-- Task brief --
Across the records below, how many lines include the string "this"? Respond with the number only.

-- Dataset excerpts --
----------------

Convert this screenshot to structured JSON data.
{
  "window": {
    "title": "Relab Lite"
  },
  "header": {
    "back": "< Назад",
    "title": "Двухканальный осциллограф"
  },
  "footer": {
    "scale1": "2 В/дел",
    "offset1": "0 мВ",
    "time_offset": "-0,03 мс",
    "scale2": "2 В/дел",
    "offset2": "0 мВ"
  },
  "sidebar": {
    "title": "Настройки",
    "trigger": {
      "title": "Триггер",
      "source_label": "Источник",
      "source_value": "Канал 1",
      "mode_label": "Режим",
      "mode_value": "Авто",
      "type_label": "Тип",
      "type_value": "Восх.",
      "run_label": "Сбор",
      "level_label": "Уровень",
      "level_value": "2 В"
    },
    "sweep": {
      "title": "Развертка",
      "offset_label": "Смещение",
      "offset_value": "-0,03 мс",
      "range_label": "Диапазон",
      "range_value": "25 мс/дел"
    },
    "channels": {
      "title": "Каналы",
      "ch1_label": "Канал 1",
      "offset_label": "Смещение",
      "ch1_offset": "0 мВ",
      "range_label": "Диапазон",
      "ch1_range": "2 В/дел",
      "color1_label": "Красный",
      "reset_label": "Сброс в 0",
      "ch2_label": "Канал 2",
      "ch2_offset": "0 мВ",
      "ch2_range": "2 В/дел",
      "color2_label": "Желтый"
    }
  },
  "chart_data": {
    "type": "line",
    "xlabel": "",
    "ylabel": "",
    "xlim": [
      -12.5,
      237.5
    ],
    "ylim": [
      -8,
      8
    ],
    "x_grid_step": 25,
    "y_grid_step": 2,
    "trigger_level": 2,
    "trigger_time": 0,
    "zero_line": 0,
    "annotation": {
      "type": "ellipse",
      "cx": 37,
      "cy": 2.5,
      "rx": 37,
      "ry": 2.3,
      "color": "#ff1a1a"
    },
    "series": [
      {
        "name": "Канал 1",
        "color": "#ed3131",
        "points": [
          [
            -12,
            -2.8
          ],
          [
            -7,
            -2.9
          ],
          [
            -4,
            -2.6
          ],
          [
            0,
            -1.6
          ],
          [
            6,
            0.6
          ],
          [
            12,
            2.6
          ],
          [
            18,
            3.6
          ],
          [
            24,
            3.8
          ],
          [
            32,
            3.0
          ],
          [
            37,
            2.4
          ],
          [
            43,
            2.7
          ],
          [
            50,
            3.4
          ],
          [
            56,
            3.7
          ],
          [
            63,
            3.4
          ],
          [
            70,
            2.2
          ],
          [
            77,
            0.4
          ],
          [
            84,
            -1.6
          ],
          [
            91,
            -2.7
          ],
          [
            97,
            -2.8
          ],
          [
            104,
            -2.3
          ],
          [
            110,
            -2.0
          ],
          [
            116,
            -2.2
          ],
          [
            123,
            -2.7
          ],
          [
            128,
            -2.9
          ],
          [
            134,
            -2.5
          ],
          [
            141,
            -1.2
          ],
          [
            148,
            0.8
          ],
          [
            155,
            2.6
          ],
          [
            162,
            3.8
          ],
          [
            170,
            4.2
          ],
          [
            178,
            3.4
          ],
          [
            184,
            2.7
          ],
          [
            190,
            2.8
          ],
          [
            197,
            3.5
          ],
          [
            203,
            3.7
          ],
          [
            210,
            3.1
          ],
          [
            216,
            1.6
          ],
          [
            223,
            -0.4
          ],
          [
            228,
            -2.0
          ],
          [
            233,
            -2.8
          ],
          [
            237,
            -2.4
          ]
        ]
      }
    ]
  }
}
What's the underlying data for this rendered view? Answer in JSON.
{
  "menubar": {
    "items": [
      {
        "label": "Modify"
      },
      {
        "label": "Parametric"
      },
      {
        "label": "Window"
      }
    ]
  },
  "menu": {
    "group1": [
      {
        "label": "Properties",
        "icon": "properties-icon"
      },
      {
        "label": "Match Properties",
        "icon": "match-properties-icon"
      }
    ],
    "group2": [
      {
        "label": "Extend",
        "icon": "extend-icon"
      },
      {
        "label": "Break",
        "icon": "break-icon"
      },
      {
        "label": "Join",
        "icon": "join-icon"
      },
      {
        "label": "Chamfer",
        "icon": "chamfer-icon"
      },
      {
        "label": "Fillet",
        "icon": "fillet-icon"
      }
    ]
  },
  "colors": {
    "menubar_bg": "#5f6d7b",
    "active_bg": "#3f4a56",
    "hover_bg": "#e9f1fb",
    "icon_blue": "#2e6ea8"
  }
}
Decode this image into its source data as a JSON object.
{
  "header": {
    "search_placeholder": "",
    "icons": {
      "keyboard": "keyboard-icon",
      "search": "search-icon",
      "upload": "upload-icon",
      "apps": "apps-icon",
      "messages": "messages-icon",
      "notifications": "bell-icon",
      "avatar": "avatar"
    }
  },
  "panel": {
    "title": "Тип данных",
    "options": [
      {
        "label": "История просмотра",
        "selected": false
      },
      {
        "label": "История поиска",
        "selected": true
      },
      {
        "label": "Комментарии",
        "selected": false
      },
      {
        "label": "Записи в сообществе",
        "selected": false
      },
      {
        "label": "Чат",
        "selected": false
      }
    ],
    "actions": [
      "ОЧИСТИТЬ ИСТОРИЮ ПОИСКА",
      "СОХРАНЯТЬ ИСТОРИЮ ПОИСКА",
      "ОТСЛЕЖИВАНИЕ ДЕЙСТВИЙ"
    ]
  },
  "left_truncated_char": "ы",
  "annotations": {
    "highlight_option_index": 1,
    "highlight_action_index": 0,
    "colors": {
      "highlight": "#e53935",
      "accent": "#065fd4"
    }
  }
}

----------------

-- Solution below --
3